Since this blog is not just about being a mommy, but also about living in this city, my city, New York City, I thought it appropriate to write my memories of this day here.
Eight years ago today I was 22 years old, new to the city, new to my job, and honestly a little bewildered by the whole “being an adult” thing. I went in to work that day like any other day. I remember exactly what I was wearing – a pink sleeveless top, black pants, and black Steve Madden “slinky” slides (remember those?).
I got off the elevator to hear people sort of yelling from the other side of the office. One of the other assistants ran by me and told me to follow her, that there had been an accident or something. I went, with the other, like, five people who were in that early, to the big office in the south west corner.
What I saw seemed curious more than anything else. One of the Twin Towers had a little circle of fire on it, burning bigger and bigger. Smoke poured out. The other assistant told me it was a plane that had run into the tower. We thought it must have been little because the hole didn’t seem all that big. But we didn’t realize that we were looking at the spot where the nose of the place came through the north side of the building.
More people came in, a television was tuned to the news, I called my husband (then boyfriend) who was at home being a laid-off dot-commer at the time. I don’t remember if I was looking out the window or at the TV when the second plane hit, but this memory is very, very vivid. I remember what I thought and what I felt like at that moment. Up until that moment I was convinced this was an accident. A horrible tragedy, but an accident. At that moment I realized that it was no accident and that something truly awful was happening.
It was such a long day. Not long after the second plane hit my building was evacuated. I went with the two other assistants from my department to a loft one of their colleges had in the city. It was close and seemed safe to us. I was able to call my mother and my husband before I left the building to tell them I was safe and would be home when I could get there.

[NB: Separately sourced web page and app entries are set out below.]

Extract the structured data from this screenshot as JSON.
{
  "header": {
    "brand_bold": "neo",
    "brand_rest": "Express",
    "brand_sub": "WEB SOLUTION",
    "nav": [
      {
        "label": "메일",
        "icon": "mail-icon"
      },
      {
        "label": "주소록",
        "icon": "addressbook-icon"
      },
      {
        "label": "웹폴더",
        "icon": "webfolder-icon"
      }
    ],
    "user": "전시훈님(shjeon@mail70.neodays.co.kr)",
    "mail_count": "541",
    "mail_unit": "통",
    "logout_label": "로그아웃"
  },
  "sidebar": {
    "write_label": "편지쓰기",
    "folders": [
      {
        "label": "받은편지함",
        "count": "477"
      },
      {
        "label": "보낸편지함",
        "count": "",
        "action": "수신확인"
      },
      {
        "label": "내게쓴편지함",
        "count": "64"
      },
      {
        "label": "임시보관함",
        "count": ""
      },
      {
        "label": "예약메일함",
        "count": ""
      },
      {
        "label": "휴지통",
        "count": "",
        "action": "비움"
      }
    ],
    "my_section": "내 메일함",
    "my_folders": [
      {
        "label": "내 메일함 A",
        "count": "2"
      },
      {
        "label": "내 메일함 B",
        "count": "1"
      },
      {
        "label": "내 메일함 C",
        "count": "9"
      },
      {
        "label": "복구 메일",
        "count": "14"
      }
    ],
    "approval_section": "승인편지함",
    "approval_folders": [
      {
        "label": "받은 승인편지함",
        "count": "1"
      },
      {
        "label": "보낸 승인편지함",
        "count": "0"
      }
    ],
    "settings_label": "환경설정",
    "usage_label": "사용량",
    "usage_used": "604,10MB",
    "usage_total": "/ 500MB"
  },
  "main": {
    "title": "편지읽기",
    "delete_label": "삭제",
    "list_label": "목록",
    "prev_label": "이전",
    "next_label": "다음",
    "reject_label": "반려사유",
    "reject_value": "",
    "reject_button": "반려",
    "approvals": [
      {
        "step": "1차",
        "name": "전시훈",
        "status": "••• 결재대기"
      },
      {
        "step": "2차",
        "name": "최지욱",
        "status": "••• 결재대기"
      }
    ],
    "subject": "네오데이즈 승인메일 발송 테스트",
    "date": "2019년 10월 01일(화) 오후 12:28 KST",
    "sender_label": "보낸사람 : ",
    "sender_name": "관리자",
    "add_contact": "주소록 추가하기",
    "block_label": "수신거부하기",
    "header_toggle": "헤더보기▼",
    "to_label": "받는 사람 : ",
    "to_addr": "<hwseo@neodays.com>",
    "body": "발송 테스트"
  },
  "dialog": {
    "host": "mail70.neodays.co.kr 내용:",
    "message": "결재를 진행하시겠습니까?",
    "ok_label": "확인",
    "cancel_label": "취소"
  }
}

We ended up at a bar, drinking beer and eating burgers. We watched the news and talked with people who had hiked up from downtown to safer areas. We heard stories from people covered in dust about how they had escaped and what they had seen.
When the subways started running again, I took it home.
9-11 is such a strange day in my memory. It forever changed the way I felt and the way I looked at things. I made my first real friend in the city and we are still amazing friends today even though we have both gotten married, both had children and she has now moved away.
I felt more terrified that day than I have ever been in my life. That feeling of uncertainty is something I will never forget. That day Manhattan seemed like such a small place in so many ways. Although it was miles away, Ground Zero felt so very close to me as did the evil that was happening there. I didn’t know when the next attack would be or where. But it also felt like we were all one big family in a way. For weeks, we all had something in common. People talked to each other in restaurants and bars and on the subway. It felt close and familiar. It felt good to lean on everyone around me.
I forget about the atmosphere of the city in those days and weeks sometimes; the fall air, the smell of acrid smoke that seemed to permeate everything, the posters of missing loved ones on every available surface, the fear, the camaraderie.
I had no idea then of the real implications that the event would have not just on me, not just on the city, but on the entire world. I want to remember all of those who lost their lives on 09-11-01 and all of those whose lives were forever changed.